## Work item
For this exercise, write out every entry exactly and leave the pictures out.

━━━━━━━━━━━━━━━━━━━━━━━━━━━━━━

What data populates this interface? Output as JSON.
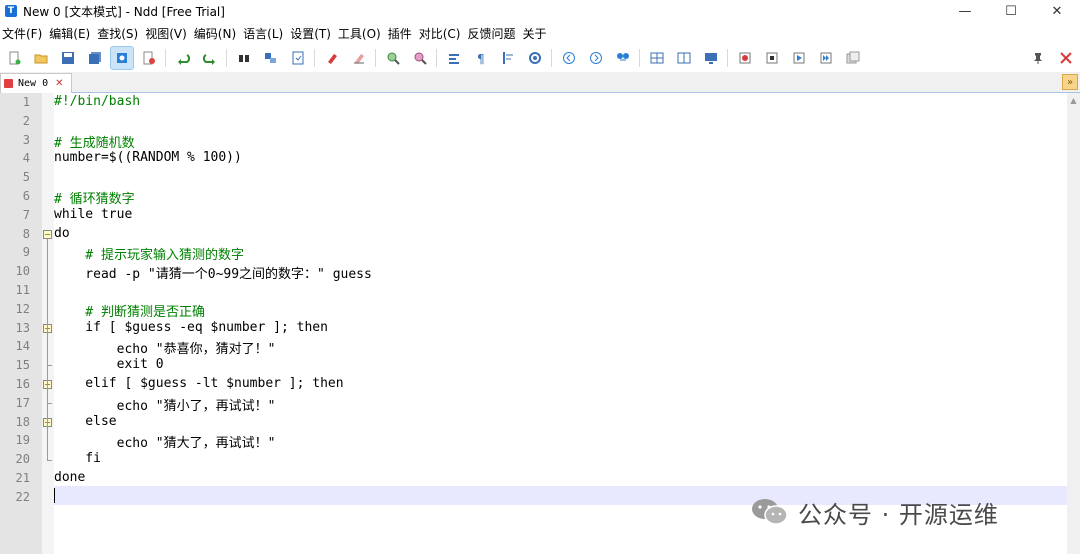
{
  "window": {
    "title": "New 0 [文本模式] - Ndd [Free Trial]",
    "controls": {
      "minimize": "—",
      "maximize": "☐",
      "close": "✕"
    }
  },
  "menu": {
    "items": [
      "文件(F)",
      "编辑(E)",
      "查找(S)",
      "视图(V)",
      "编码(N)",
      "语言(L)",
      "设置(T)",
      "工具(O)",
      "插件",
      "对比(C)",
      "反馈问题",
      "关于"
    ]
  },
  "toolbar": {
    "icons": [
      "new-file-icon",
      "open-folder-icon",
      "save-icon",
      "save-all-icon",
      "file-mode-icon",
      "close-file-icon",
      "undo-icon",
      "redo-icon",
      "find-icon",
      "replace-icon",
      "goto-icon",
      "highlight-icon",
      "eraser-icon",
      "zoom-in-icon",
      "zoom-out-icon",
      "wrap-icon",
      "show-all-chars-icon",
      "indent-guide-icon",
      "record-icon",
      "back-icon",
      "forward-icon",
      "compare-icon",
      "split-icon",
      "column-icon",
      "monitor-icon",
      "macro-record-icon",
      "macro-stop-icon",
      "macro-play-icon",
      "macro-run-multiple-icon",
      "macro-save-icon"
    ],
    "pin_icon": "pin-icon",
    "close_icon": "close-red-icon"
  },
  "tabs": [
    {
      "label": "New 0",
      "close": "✕"
    }
  ],
  "tab_dropdown": "»",
  "editor": {
    "lines": [
      {
        "num": "1",
        "text": "#!/bin/bash",
        "type": "comment"
      },
      {
        "num": "2",
        "text": "",
        "type": "code"
      },
      {
        "num": "3",
        "text": "# 生成随机数",
        "type": "comment"
      },
      {
        "num": "4",
        "text": "number=$((RANDOM % 100))",
        "type": "code"
      },
      {
        "num": "5",
        "text": "",
        "type": "code"
      },
      {
        "num": "6",
        "text": "# 循环猜数字",
        "type": "comment"
      },
      {
        "num": "7",
        "text": "while true",
        "type": "code"
      },
      {
        "num": "8",
        "text": "do",
        "type": "code"
      },
      {
        "num": "9",
        "text": "    # 提示玩家输入猜测的数字",
        "type": "comment"
      },
      {
        "num": "10",
        "text": "    read -p \"请猜一个0~99之间的数字：\" guess",
        "type": "code"
      },
      {
        "num": "11",
        "text": "",
        "type": "code"
      },
      {
        "num": "12",
        "text": "    # 判断猜测是否正确",
        "type": "comment"
      },
      {
        "num": "13",
        "text": "    if [ $guess -eq $number ]; then",
        "type": "code"
      },
      {
        "num": "14",
        "text": "        echo \"恭喜你，猜对了！\"",
        "type": "code"
      },
      {
        "num": "15",
        "text": "        exit 0",
        "type": "code"
      },
      {
        "num": "16",
        "text": "    elif [ $guess -lt $number ]; then",
        "type": "code"
      },
      {
        "num": "17",
        "text": "        echo \"猜小了，再试试！\"",
        "type": "code"
      },
      {
        "num": "18",
        "text": "    else",
        "type": "code"
      },
      {
        "num": "19",
        "text": "        echo \"猜大了，再试试！\"",
        "type": "code"
      },
      {
        "num": "20",
        "text": "    fi",
        "type": "code"
      },
      {
        "num": "21",
        "text": "done",
        "type": "code"
      },
      {
        "num": "22",
        "text": "",
        "type": "code"
      }
    ]
  },
  "watermark": {
    "text": "公众号 · 开源运维",
    "icon": "wechat-icon"
  }
}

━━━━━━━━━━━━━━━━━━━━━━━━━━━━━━

## Output of the task
What data populates this interface? Output as JSON.
{
  "window": {
    "title": "New 0 [文本模式] - Ndd [Free Trial]",
    "controls": {
      "minimize": "—",
      "maximize": "☐",
      "close": "✕"
    }
  },
  "menu": {
    "items": [
      "文件(F)",
      "编辑(E)",
      "查找(S)",
      "视图(V)",
      "编码(N)",
      "语言(L)",
      "设置(T)",
      "工具(O)",
      "插件",
      "对比(C)",
      "反馈问题",
      "关于"
    ]
  },
  "toolbar": {
    "icons": [
      "new-file-icon",
      "open-folder-icon",
      "save-icon",
      "save-all-icon",
      "file-mode-icon",
      "close-file-icon",
      "undo-icon",
      "redo-icon",
      "find-icon",
      "replace-icon",
      "goto-icon",
      "highlight-icon",
      "eraser-icon",
      "zoom-in-icon",
      "zoom-out-icon",
      "wrap-icon",
      "show-all-chars-icon",
      "indent-guide-icon",
      "record-icon",
      "back-icon",
      "forward-icon",
      "compare-icon",
      "split-icon",
      "column-icon",
      "monitor-icon",
      "macro-record-icon",
      "macro-stop-icon",
      "macro-play-icon",
      "macro-run-multiple-icon",
      "macro-save-icon"
    ],
    "pin_icon": "pin-icon",
    "close_icon": "close-red-icon"
  },
  "tabs": [
    {
      "label": "New 0",
      "close": "✕"
    }
  ],
  "tab_dropdown": "»",
  "editor": {
    "lines": [
      {
        "num": "1",
        "text": "#!/bin/bash",
        "type": "comment"
      },
      {
        "num": "2",
        "text": "",
        "type": "code"
      },
      {
        "num": "3",
        "text": "# 生成随机数",
        "type": "comment"
      },
      {
        "num": "4",
        "text": "number=$((RANDOM % 100))",
        "type": "code"
      },
      {
        "num": "5",
        "text": "",
        "type": "code"
      },
      {
        "num": "6",
        "text": "# 循环猜数字",
        "type": "comment"
      },
      {
        "num": "7",
        "text": "while true",
        "type": "code"
      },
      {
        "num": "8",
        "text": "do",
        "type": "code"
      },
      {
        "num": "9",
        "text": "    # 提示玩家输入猜测的数字",
        "type": "comment"
      },
      {
        "num": "10",
        "text": "    read -p \"请猜一个0~99之间的数字：\" guess",
        "type": "code"
      },
      {
        "num": "11",
        "text": "",
        "type": "code"
      },
      {
        "num": "12",
        "text": "    # 判断猜测是否正确",
        "type": "comment"
      },
      {
        "num": "13",
        "text": "    if [ $guess -eq $number ]; then",
        "type": "code"
      },
      {
        "num": "14",
        "text": "        echo \"恭喜你，猜对了！\"",
        "type": "code"
      },
      {
        "num": "15",
        "text": "        exit 0",
        "type": "code"
      },
      {
        "num": "16",
        "text": "    elif [ $guess -lt $number ]; then",
        "type": "code"
      },
      {
        "num": "17",
        "text": "        echo \"猜小了，再试试！\"",
        "type": "code"
      },
      {
        "num": "18",
        "text": "    else",
        "type": "code"
      },
      {
        "num": "19",
        "text": "        echo \"猜大了，再试试！\"",
        "type": "code"
      },
      {
        "num": "20",
        "text": "    fi",
        "type": "code"
      },
      {
        "num": "21",
        "text": "done",
        "type": "code"
      },
      {
        "num": "22",
        "text": "",
        "type": "code"
      }
    ]
  },
  "watermark": {
    "text": "公众号 · 开源运维",
    "icon": "wechat-icon"
  }
}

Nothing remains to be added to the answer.